President Obama wants to rate colleges and universities on accessibility, affordability and student success. Very few schools offer all three, reports the American Enterprise Institute. For example, colleges with a high graduation rate tend to enroll few lower-income students, as measured by Pell Grant eligibility.

Only 19 colleges and universities enroll at least one-quarter Pell-eligible students, have at least a 50 percent graduation rate, and have a net price less than $10,000 a year, reports AEI. The list includes City University of New York (CUNY) and California State University schools, the University of  Washington’s Seattle and Bothell Campuses and West Virginia University. As The Onion puts it, these are “perfectly good” state schools.

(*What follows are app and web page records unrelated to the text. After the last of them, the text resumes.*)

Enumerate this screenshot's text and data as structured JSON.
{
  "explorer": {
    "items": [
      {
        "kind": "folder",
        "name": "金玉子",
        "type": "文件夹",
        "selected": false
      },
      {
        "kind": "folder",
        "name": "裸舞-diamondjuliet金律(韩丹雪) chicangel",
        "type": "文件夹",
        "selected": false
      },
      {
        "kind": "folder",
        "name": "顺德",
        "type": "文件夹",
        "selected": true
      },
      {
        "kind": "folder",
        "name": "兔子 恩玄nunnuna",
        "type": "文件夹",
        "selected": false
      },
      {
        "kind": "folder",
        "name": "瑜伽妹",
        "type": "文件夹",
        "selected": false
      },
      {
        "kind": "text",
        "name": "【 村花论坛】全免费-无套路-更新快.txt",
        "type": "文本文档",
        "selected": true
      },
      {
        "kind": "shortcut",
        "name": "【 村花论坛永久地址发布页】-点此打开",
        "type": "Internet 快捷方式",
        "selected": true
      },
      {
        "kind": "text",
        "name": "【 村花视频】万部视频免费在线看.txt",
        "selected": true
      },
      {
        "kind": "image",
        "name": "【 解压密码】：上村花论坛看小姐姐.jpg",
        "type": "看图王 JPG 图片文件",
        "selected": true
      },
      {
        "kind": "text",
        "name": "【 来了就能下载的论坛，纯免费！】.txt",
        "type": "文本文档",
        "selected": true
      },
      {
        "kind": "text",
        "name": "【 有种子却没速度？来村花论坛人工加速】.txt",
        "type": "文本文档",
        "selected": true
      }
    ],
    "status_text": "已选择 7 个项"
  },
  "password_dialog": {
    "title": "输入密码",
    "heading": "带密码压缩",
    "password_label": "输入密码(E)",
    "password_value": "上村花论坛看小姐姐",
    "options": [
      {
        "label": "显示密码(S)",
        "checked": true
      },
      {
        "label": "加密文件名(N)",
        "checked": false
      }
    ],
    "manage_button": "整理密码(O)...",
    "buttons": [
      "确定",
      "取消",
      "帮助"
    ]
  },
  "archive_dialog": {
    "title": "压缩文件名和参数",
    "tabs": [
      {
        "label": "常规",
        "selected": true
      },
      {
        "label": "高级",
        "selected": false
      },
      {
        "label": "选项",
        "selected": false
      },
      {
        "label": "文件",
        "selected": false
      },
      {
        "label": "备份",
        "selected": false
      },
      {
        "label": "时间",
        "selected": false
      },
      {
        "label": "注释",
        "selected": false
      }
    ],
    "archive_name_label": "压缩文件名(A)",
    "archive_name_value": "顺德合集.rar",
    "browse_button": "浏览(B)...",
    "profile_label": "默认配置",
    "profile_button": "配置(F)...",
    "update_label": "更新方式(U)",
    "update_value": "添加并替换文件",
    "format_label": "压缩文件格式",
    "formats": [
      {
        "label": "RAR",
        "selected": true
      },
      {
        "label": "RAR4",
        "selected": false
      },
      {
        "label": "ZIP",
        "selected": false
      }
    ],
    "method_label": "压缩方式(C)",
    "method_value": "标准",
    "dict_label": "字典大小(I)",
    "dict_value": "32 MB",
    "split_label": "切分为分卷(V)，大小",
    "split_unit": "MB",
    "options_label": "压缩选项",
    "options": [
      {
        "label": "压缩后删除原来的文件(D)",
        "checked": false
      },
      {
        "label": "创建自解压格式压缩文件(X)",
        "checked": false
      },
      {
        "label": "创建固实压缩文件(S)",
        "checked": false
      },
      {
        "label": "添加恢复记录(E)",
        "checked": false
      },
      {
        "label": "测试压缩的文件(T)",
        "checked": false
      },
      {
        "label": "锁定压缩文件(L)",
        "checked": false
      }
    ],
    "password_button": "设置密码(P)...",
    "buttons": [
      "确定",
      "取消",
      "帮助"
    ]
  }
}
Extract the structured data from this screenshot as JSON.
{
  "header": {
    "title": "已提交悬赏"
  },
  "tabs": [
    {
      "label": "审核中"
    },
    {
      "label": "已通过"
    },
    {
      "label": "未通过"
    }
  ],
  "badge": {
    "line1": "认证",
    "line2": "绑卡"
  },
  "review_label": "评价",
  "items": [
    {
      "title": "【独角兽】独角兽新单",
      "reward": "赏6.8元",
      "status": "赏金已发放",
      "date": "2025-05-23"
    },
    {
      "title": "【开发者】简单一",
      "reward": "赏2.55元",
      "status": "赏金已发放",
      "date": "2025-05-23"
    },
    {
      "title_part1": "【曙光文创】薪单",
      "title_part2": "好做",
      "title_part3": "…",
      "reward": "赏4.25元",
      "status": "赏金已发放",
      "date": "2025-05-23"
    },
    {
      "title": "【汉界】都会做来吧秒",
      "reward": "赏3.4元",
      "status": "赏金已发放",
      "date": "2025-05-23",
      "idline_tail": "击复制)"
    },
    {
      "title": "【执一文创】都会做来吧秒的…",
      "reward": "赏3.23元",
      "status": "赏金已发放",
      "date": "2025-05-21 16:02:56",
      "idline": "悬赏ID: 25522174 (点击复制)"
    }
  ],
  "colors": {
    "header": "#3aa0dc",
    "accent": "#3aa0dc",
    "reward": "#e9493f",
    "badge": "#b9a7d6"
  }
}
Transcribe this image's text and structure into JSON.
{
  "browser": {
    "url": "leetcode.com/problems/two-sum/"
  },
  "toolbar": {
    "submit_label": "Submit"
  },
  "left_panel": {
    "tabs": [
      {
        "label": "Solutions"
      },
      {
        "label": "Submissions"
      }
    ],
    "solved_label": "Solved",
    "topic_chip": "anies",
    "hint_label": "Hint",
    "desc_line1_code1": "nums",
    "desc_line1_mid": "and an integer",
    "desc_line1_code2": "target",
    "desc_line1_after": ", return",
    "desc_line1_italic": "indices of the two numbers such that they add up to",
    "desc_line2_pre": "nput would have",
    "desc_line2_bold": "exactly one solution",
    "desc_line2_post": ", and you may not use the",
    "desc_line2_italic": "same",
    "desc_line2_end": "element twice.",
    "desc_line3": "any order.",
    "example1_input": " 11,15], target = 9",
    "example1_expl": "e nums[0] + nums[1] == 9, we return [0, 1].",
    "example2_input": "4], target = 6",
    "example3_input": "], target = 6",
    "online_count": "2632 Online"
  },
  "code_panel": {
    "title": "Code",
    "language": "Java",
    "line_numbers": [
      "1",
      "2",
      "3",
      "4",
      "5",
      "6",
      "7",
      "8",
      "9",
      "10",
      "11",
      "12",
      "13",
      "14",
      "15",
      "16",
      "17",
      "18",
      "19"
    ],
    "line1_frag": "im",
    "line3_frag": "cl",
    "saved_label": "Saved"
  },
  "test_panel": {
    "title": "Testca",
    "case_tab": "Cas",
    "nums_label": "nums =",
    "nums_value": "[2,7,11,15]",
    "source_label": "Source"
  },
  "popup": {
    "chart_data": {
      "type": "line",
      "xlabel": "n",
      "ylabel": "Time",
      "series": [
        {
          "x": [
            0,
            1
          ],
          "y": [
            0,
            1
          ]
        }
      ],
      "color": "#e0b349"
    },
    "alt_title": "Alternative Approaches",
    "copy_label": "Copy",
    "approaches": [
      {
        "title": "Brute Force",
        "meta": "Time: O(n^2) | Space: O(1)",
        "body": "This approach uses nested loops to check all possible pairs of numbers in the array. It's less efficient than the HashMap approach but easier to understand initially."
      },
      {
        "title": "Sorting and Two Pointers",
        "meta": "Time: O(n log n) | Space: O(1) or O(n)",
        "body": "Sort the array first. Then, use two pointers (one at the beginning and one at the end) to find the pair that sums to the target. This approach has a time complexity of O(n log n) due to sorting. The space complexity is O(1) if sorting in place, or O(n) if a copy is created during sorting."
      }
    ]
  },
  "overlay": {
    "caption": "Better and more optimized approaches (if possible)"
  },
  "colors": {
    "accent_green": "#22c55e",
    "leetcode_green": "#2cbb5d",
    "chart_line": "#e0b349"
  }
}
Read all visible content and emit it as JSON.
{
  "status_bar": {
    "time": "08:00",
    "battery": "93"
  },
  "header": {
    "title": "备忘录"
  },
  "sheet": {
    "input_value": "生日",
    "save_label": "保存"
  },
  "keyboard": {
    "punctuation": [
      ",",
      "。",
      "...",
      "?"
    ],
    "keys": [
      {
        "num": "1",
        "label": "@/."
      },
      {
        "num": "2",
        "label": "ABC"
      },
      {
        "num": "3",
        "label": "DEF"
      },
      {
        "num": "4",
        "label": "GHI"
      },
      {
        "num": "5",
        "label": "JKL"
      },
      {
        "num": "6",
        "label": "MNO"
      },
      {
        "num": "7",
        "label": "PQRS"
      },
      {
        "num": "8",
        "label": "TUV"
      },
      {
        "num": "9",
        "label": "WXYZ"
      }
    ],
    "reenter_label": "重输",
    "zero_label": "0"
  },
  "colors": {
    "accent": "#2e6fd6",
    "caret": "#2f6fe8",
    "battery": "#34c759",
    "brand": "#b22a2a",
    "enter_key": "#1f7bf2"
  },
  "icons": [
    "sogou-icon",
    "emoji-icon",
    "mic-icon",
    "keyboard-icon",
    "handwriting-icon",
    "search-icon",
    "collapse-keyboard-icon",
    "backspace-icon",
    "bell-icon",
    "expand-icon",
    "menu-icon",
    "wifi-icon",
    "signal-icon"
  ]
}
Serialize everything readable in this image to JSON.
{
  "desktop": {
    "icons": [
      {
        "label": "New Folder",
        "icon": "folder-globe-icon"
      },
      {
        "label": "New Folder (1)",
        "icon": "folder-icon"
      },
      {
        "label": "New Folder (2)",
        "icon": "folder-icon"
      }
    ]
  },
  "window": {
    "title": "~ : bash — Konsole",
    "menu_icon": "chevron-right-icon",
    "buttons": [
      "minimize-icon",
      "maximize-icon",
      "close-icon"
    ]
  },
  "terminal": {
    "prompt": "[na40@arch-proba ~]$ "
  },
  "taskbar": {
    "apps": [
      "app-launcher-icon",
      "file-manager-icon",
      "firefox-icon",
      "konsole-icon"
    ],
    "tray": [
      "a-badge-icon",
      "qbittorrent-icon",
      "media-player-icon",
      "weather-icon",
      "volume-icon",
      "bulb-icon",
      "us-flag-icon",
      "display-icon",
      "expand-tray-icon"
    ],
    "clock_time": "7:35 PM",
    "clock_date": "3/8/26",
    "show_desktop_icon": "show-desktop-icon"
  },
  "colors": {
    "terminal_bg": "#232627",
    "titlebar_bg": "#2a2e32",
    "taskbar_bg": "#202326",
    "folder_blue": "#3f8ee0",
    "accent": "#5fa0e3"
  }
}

Ranking colleges on affordability

The Washington Monthly‘s college rankings create a ‘reputation and reward’ system for colleges that are “recruiting and graduating kids of modest means” says editor Paul Glastris.

Obama: Link student aid to college value

President Obama proposes rating colleges on tuition, student loan debt, graduation rates and graduates’ earnings so students can shop for the best value. Eventually, Congress will be asked to reward higher-performing colleges with larger Pell Grants and lower-cost loans for their students.

College costs will continue to rise, predicts an economist.

The best bang-for-the-buck colleges

The University of California at San Diego tops Washington Monthly‘s list of the top colleges for social mobility (enrolling and graduating low-income students at an affordable price), research and service. Next in line are Texas A&M, Stanford, University of North Carolina and Berkeley.

Only one of U.S. News‘ top ten schools, Stanford, makes the Washington Monthy’s top ten. Yale fails even to crack the top 40. New York University, which has floated to national prominence on a sea of student debt, is 77th. NYU does particularly poorly on the new “bang for the buck” measure.
Thirteen of the top 20 Washington Monthly universities are public, while all the top-ranked U.S. News colleges are “private institutions that spend more, charge more, and cater almost exclusively to the rich and upper-upper middle class.”
Also in the Washington Monthly, Stephen Burd calls for Getting Rid of the College Loan Repo Man who fails to distinguish between deadbeats and people who just can’t pay.

Congress: How are colleges cutting costs?

College leaders talked about how they’re cutting costs at House and Senate hearings last week.

Federal higher education funding increased 155 percent over the last decade, yet students are paying more, said House Subcommittee Chair Virginia Foxx, a North Carolina Republican. “If government subsidies aren’t producing more affordable education in the current system, we cannot keep writing bigger checks,” she said.